◆ **Task to carry out**
Below are the records; copy each line in which "kriptiranja" occurs.

Records excerpted from a collection:
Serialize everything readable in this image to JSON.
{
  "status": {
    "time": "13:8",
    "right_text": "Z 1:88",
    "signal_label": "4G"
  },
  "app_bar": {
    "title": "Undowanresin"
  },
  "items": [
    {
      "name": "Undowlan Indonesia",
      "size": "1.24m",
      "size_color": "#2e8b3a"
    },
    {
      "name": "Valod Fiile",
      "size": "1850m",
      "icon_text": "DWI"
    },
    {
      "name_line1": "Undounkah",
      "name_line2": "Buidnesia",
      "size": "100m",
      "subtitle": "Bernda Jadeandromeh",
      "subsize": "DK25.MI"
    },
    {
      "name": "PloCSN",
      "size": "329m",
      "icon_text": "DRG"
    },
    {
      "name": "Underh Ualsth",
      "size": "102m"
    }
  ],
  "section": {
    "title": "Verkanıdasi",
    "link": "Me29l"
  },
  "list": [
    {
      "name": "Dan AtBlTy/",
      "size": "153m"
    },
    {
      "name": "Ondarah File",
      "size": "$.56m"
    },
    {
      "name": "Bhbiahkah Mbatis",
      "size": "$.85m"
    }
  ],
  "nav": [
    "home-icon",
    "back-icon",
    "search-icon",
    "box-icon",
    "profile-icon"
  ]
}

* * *

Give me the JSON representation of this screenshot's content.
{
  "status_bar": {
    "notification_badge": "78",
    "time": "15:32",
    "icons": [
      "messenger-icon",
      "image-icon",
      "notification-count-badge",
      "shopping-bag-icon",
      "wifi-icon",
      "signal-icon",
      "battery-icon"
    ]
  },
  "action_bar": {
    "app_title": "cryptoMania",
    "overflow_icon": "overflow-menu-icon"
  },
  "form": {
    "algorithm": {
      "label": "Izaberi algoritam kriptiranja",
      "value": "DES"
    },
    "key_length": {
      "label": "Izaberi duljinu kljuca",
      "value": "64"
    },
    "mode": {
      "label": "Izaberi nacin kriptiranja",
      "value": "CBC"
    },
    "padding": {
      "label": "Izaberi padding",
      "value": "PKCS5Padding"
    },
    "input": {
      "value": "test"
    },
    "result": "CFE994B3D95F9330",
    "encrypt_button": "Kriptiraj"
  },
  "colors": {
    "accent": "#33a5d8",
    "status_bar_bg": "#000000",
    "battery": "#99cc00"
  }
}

◆ **Answer box**
      "label": "Izaberi algoritam kriptiranja",
      "label": "Izaberi nacin kriptiranja",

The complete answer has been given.